All over Liverpool, the rosy glow of sandstone appears where you least expect it. Redwall Abbey, "founded" by Brian Jacques to be the centre of his fictional universe, has a bit of Childwall Abbey and a bit of Stanley Park. But Brian's other chief edifice, the badger warlords' mountain fortress of Salamandastron, is down to his own imagination - there aren't many extinct volcanoes on Merseyside.
The other legacy of the city where the author has spent his life is the racket. Nobody in Liverpool or Redwall keeps their mouth shut for long and Brian, as might be expected from a playwright, radio presenter and former stand-up comic, has created a clamour of voices for the raucous but peace-loving community of woodland creatures - and its enemies.
His mouthy fraternity of shrews are, he admits, directly inspired by the Liverpool dockers while the stoats are more East End barrow boy. The trusty bucolic moles reflect the Somerset locals he met in another of his past lives, as a lorry driver; the pukka hares of his forthcoming novel, The Long Patrol, are modelled on a retired Army captain he once worked for.
With his enthusiasm for wordplay, he gives his various tribes unique languages. "Nofeed lazymouths" says the pigmy shrews' queen in Martin the Warrior; "ganna aitcha" warns the marsh dipper. These and recurring poems, songs and riddles make the Redwall novels rewarding for sophisticated readers, although nine-year-olds upwards enjoy them.
The Long Patrol, to be published in July, is the tenth since 1984 when Brian wrote Redwall for children at the Royal Wavertree School for the Blind (hence the voices). Hutchinson, the publishers, are celebrating 10 years of the paperback series with a special edition, also due in July.
The Long Patrol, which follows an idealistic recruit's career in the band of crack warriors who defend Salamandastron against the greatrats and other nasties, is firmly in the tradition of Redwall tales. A rhyming picture book, The Great Redwall Feast, appeared last year to satisfy younger children who have clamoured for a seat at the Jacques table.
Feasting and comfort eating are revered arts at the Abbey. No tale is complete without its vegetarian banquet, honey-laden afternoon tea or picnic.
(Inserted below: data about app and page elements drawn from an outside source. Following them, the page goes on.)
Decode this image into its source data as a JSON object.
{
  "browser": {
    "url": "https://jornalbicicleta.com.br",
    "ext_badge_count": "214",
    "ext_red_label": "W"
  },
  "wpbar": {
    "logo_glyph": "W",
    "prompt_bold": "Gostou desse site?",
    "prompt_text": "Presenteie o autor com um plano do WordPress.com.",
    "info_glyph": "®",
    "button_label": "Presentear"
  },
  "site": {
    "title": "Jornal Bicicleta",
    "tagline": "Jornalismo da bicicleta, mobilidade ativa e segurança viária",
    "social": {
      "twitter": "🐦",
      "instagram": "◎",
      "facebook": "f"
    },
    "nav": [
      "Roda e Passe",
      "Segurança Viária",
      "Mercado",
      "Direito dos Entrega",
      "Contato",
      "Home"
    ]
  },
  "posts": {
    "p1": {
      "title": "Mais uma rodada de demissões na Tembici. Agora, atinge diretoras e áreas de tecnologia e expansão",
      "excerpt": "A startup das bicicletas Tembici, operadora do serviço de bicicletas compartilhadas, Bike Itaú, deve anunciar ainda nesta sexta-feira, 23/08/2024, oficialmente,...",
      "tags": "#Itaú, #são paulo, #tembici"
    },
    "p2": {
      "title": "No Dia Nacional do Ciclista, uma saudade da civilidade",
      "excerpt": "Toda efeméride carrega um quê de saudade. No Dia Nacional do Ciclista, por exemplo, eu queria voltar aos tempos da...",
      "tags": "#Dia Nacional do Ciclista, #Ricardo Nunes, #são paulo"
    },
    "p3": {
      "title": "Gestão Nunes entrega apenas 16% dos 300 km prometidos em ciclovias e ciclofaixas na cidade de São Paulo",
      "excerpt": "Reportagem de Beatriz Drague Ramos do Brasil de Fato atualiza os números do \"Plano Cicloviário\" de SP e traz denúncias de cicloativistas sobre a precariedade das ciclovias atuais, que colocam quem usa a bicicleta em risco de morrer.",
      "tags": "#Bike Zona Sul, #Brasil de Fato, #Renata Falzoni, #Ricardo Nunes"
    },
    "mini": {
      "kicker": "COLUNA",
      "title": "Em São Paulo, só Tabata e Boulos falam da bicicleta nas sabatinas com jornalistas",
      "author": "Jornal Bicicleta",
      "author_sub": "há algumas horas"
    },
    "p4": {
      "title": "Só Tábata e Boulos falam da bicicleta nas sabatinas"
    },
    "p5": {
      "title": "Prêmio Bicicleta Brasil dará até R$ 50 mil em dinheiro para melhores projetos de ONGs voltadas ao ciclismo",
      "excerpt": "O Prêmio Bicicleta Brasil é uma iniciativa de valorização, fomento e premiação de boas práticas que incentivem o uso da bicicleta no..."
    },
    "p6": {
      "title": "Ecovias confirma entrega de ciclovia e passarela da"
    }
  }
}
In Brian's hierarchy of the species, the baddies - inevitably the reptiles and the less cuddly mammals such as ferrets, rats and weasels - scratch around for grubs while the goodies (led by the mouse dynasty of Redwall) get the goodies: the deeper'n'ever turnip'n'tater'n'beetroot pie and the meadowcream trifle. While the children (especially those in the United States, who queue all day to have books signed) demand Redwall birthday teas, adult readers of the more evocative cookbooks savour the Abbey kitchen scenes, which give new meaning to the term "Aga saga".
Brian's woodland creatures are all obsessed with food but it represents more than fodder. That they are always either starving or stuffed at the banquet reflects the parallels between the life of a minor beast and the state of childhood: all immediate predicaments and extreme sensations.
Over a modest lunch (a small portion of scampi and no pudding) the creator of the feasts explains how he deliberately casts the smallest creatures - squirrels, moles and watervoles - in heroic roles with accompanying tests and challenges. "They are in the position of the child. They have the potential to be heroic, but not through magic. There's no magic in the books. They do it all through their own initiative."
The novels embrace potentially difficult topics such as violence, war and death. Martin the Warrior in particular puts the cycle of oppression and war-mongering and "the burning hate that drives you on to slay enemies" in context. The definition of a good warrior is one of Brian's preoccupations. "A warrior does not have to be Arnold Schwarzenegger or have a black belt. It's someone who is not a bully, someone who would try to help weaker creatures, who is trusted by friends."
Many of his previous jobs - policeman, docker, front man in a folk band complete the list - have shown him how groups operate with and without strong leaders. The rebel squirrels in Martin the Warrior, he says, are "basically a bunch of scallys with no one in charge".
His characters are psychologically complex, but the moral lines are clear "You can't have sympathetic baddies and schizophrenic goodies. But Tramun Clogg (the hapless pirate chief in Martin the Warrior) is a villain you can laugh at."
For last year's novel, The Pearls of Lutra, he created his most stylish villain yet in Ulboz, a designer ratfink who wears nail polish and silk smoking jackets. Pleasantly scary, certainly creepy, but not the stuff of nightmares. "The baddies are only allowed to kill each other," says Brian.
Another note of reassurance: there will be at least one Redwall book a year for the foreseeable future. Good news if you can stand the heat in the kitchen, not tomention the din.